Those stunning statement were made in 1937. Five years later – after the Third Reich’s full-blown assault on Jews was becoming evident to the world – Meir’s report for the Jewish Agency continued with his comments on the previous statements by the Lebanese Patriarch and Archbishop:
The Muslims of Syria and the Lebanon were not satisfied with these utterances. There are reports about an incident between the Patriarch and the Mufti of Beirut.
Since then, nothing seems to have transpired about relations between Jews and Maronites. There are some analogies in the national life of the two peoples which perhaps have attracted the attention of Maronite leaders. In this case, it may be possible that there is something more at the bottom of the friendly words which we have heard, and that in the future these two minorities will still have to say and to give something one to the other.
Standing on a windblown hillside near Shadi Halul’s home, looking across orchards and fields along the Lebanon border, I reflected on how true those words remain today – more than half a century later. Jews and Christian do, indeed “still have to say and to give something one to the other.”
As the radical Islamist saying goes, “First the Saturday people, then the Sunday people.” In the Muslim lands that cruelly expelled the Jews in the 20th century – often violently – today’s Christians are now suffering similar abuses. Together, as people devoted to the Word of God, Jews and Christians may not agree on all things, but surely we can stand together on our bloodstained common ground.
Like the loaves and fishes at the Galilee shore, perhaps small endeavors focused on strengthening understanding, trust and cooperation between Jews and Christians – heartfelt labors carried out by Capt. Halul and many others – will be divinely blessed, generously enlarged and miraculously multiplied.
Meanwhile, in our efforts, we can find inspiration in the memory of St. Maron.

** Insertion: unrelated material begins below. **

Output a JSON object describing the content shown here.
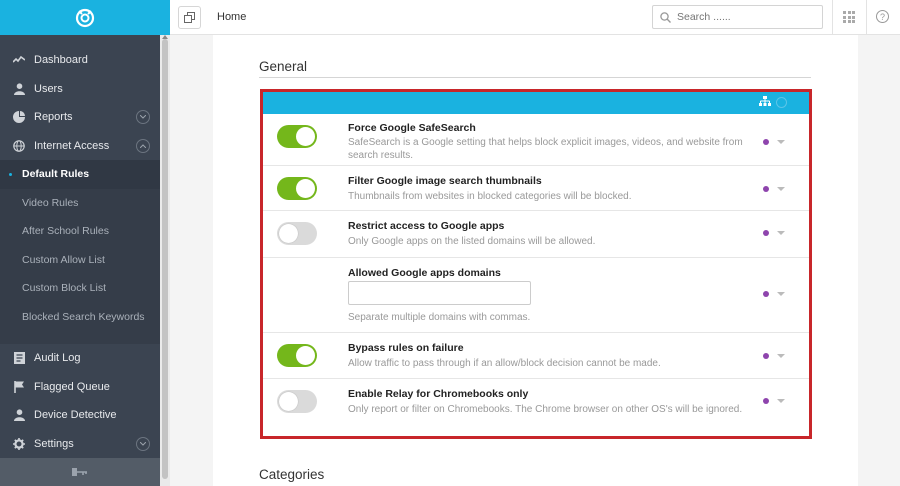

Maronite Christians eulogize him gratefully: “As you stood firm as a cedar, my shakiness is settled; as you outstretched your arms like great branches, I unwind my tension; as you felt the fresh breeze against you, I open my heart to the winds of God’s love.”